- P.C. Kyriakidis, and J.D. Dungan (2001): A geostatistical approach for mapping thematic classification accuracy and evaluating the impact of inaccurate spatial data on ecological model predictions, Journal of Environmental and Ecological Statistics, 8(4), 311-330

 

Matt Rice

Graduate Researcher
Department of Geography
University of California Santa Barbara
Santa Barbara, CA 93106-4060

Email: rice@geog.ucsb.edu
Web: http://www.geog.ucsb.edu/~rice

Matt is a doctoral student in the Department of Geography at the University of California, Santa Barbara. Matt holds undergraduate degrees in Music (BA), Statistical Science (BS), and Geography (BS) from Brigham Young University (1995), and a Master of Science degree in Geography from Brigham Young University (1998). Matt’s current research interests include geographic data sharing and intellectual property control, multimedia cartography, and distributed geographic information systems and spatial webs.

 

Jordan Hastings

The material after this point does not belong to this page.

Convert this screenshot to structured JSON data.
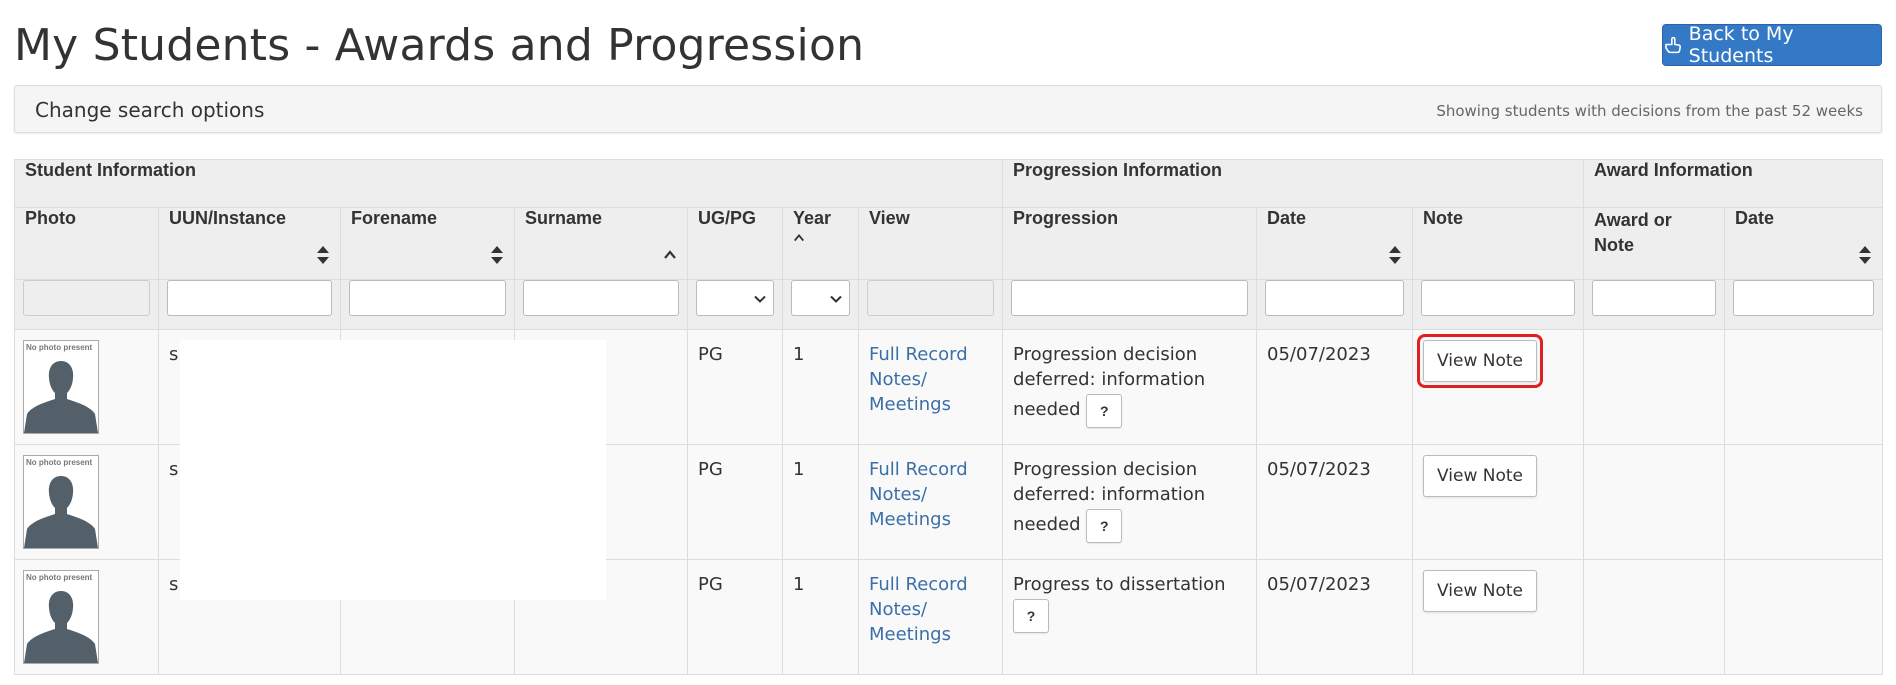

Graduate Researcher
Department of Geography
University of California Santa Barbara
Santa Barbara, CA 93106-4060

Email: jordan@geog.ucsb.edu
Web: http://www.geog.ucsb.edu/~jordan

Jordan Hastings is a doctoral student in the Department of Geography at the University of California, Santa Barbara. Jordan has a Bachelor of Science degree in mathematics from the University of San Francisco, a Master of Science degree in Computer Science from the University of Colorado at Boulder, and a Master of Science degree in Geography from the University of Nevada, Reno. Jordan’s current research interests include geologic mapping and geologic map databases, gazetteer development, and geocomputation.

 

Philipp Schneider

Graduate Researcher
Department of Geography
University of California Santa Barbara
Santa Barbara, CA 93106-4060

Email: phil@geog.ucsb.edu
Web: http://www.geog.ucsb.edu/~phil

Philipp Schneider is a doctoral student in the Department of Geography at the University of California, Santa Barbara. He holds Bachelor of Science and Master of Science degrees in Geography from the University of Munich (2000, 2003). Philipp’s current research interests include geographic data accuracy assessment, and integrative, dynamic models for wildfire prediction.

 

Qingfeng Guan

Graduate Researcher
Department of Geography
University of California Santa Barbara
Santa Barbara, CA 93106-4060

Email: guan@geog.ucsb.edu
Web: http://www.geog.ucsb.edu/~guan

Qingfeng Guan is a doctoral student in the Department of Geography at the University of California, Santa Barbara. He holds a Bachelor of Science degree in Geography from the East China Normal Universtiy, Shanghai (2000), and a Master of Science degree from the Institute of Geographical Science and Natural Resource Research, Chinese Academy of Science, Beijing (2003). Qingfeng’s current research interests include artificial neural-network-based constrained cellular automata models for urban growth simulation, grid computing for urban growth cellular automata, and geocomputation.